▶ _Records to use_
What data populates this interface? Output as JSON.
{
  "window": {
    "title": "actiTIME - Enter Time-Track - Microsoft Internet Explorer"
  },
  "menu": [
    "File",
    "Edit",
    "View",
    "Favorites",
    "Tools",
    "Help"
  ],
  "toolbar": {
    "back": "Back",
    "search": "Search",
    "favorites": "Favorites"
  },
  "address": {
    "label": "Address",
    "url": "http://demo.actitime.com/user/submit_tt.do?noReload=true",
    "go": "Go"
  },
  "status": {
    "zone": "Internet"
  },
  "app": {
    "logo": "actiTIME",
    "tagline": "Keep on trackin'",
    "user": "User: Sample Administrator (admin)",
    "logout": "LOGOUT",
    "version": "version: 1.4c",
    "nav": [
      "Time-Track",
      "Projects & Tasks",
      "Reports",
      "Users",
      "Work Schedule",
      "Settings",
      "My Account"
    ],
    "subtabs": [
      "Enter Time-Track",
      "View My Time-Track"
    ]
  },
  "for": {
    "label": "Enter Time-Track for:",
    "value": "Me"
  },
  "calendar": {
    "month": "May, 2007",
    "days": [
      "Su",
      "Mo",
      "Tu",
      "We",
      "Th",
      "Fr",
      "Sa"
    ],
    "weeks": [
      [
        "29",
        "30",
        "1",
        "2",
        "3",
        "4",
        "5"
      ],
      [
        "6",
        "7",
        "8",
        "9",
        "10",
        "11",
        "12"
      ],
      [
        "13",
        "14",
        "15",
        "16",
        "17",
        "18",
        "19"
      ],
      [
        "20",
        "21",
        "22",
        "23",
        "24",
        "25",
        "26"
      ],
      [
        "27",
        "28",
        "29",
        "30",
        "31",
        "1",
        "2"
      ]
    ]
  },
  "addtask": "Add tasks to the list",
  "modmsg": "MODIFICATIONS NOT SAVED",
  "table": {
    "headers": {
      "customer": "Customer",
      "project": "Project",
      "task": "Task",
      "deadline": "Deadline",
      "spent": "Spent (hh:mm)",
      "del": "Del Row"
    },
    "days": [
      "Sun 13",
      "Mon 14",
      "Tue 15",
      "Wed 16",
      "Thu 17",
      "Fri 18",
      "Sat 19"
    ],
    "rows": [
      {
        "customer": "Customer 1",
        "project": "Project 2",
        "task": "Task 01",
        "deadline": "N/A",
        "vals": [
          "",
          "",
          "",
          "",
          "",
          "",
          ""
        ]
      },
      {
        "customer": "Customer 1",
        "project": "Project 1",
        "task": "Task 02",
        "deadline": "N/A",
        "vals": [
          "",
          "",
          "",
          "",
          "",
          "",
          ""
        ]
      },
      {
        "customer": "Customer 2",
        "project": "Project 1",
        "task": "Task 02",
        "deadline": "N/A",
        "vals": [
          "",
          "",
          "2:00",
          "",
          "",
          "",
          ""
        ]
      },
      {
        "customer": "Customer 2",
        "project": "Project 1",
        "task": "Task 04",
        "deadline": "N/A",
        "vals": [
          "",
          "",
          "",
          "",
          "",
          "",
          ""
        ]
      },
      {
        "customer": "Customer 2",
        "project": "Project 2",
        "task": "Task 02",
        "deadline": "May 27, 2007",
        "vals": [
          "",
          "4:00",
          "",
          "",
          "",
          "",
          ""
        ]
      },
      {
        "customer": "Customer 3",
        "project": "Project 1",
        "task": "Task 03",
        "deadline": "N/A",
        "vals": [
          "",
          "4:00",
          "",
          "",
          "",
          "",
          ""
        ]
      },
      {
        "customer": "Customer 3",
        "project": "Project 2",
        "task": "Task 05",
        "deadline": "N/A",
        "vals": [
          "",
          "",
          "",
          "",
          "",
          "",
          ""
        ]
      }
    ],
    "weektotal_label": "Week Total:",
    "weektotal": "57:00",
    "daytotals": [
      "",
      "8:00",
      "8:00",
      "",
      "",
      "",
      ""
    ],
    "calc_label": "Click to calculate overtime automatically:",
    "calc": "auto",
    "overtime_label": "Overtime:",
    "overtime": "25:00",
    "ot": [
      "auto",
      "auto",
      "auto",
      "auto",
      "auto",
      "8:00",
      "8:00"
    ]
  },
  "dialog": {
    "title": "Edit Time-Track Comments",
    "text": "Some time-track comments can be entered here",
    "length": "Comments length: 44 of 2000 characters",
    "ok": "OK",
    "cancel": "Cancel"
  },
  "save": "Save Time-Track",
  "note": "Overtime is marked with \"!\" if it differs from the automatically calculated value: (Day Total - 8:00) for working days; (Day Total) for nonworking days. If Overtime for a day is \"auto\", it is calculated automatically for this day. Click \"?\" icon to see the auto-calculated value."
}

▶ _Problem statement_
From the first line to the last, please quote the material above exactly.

▶ _Task solution_
What data populates this interface? Output as JSON.
{
  "window": {
    "title": "actiTIME - Enter Time-Track - Microsoft Internet Explorer"
  },
  "menu": [
    "File",
    "Edit",
    "View",
    "Favorites",
    "Tools",
    "Help"
  ],
  "toolbar": {
    "back": "Back",
    "search": "Search",
    "favorites": "Favorites"
  },
  "address": {
    "label": "Address",
    "url": "http://demo.actitime.com/user/submit_tt.do?noReload=true",
    "go": "Go"
  },
  "status": {
    "zone": "Internet"
  },
  "app": {
    "logo": "actiTIME",
    "tagline": "Keep on trackin'",
    "user": "User: Sample Administrator (admin)",
    "logout": "LOGOUT",
    "version": "version: 1.4c",
    "nav": [
      "Time-Track",
      "Projects & Tasks",
      "Reports",
      "Users",
      "Work Schedule",
      "Settings",
      "My Account"
    ],
    "subtabs": [
      "Enter Time-Track",
      "View My Time-Track"
    ]
  },
  "for": {
    "label": "Enter Time-Track for:",
    "value": "Me"
  },
  "calendar": {
    "month": "May, 2007",
    "days": [
      "Su",
      "Mo",
      "Tu",
      "We",
      "Th",
      "Fr",
      "Sa"
    ],
    "weeks": [
      [
        "29",
        "30",
        "1",
        "2",
        "3",
        "4",
        "5"
      ],
      [
        "6",
        "7",
        "8",
        "9",
        "10",
        "11",
        "12"
      ],
      [
        "13",
        "14",
        "15",
        "16",
        "17",
        "18",
        "19"
      ],
      [
        "20",
        "21",
        "22",
        "23",
        "24",
        "25",
        "26"
      ],
      [
        "27",
        "28",
        "29",
        "30",
        "31",
        "1",
        "2"
      ]
    ]
  },
  "addtask": "Add tasks to the list",
  "modmsg": "MODIFICATIONS NOT SAVED",
  "table": {
    "headers": {
      "customer": "Customer",
      "project": "Project",
      "task": "Task",
      "deadline": "Deadline",
      "spent": "Spent (hh:mm)",
      "del": "Del Row"
    },
    "days": [
      "Sun 13",
      "Mon 14",
      "Tue 15",
      "Wed 16",
      "Thu 17",
      "Fri 18",
      "Sat 19"
    ],
    "rows": [
      {
        "customer": "Customer 1",
        "project": "Project 2",
        "task": "Task 01",
        "deadline": "N/A",
        "vals": [
          "",
          "",
          "",
          "",
          "",
          "",
          ""
        ]
      },
      {
        "customer": "Customer 1",
        "project": "Project 1",
        "task": "Task 02",
        "deadline": "N/A",
        "vals": [
          "",
          "",
          "",
          "",
          "",
          "",
          ""
        ]
      },
      {
        "customer": "Customer 2",
        "project": "Project 1",
        "task": "Task 02",
        "deadline": "N/A",
        "vals": [
          "",
          "",
          "2:00",
          "",
          "",
          "",
          ""
        ]
      },
      {
        "customer": "Customer 2",
        "project": "Project 1",
        "task": "Task 04",
        "deadline": "N/A",
        "vals": [
          "",
          "",
          "",
          "",
          "",
          "",
          ""
        ]
      },
      {
        "customer": "Customer 2",
        "project": "Project 2",
        "task": "Task 02",
        "deadline": "May 27, 2007",
        "vals": [
          "",
          "4:00",
          "",
          "",
          "",
          "",
          ""
        ]
      },
      {
        "customer": "Customer 3",
        "project": "Project 1",
        "task": "Task 03",
        "deadline": "N/A",
        "vals": [
          "",
          "4:00",
          "",
          "",
          "",
          "",
          ""
        ]
      },
      {
        "customer": "Customer 3",
        "project": "Project 2",
        "task": "Task 05",
        "deadline": "N/A",
        "vals": [
          "",
          "",
          "",
          "",
          "",
          "",
          ""
        ]
      }
    ],
    "weektotal_label": "Week Total:",
    "weektotal": "57:00",
    "daytotals": [
      "",
      "8:00",
      "8:00",
      "",
      "",
      "",
      ""
    ],
    "calc_label": "Click to calculate overtime automatically:",
    "calc": "auto",
    "overtime_label": "Overtime:",
    "overtime": "25:00",
    "ot": [
      "auto",
      "auto",
      "auto",
      "auto",
      "auto",
      "8:00",
      "8:00"
    ]
  },
  "dialog": {
    "title": "Edit Time-Track Comments",
    "text": "Some time-track comments can be entered here",
    "length": "Comments length: 44 of 2000 characters",
    "ok": "OK",
    "cancel": "Cancel"
  },
  "save": "Save Time-Track",
  "note": "Overtime is marked with \"!\" if it differs from the automatically calculated value: (Day Total - 8:00) for working days; (Day Total) for nonworking days. If Overtime for a day is \"auto\", it is calculated automatically for this day. Click \"?\" icon to see the auto-calculated value."
}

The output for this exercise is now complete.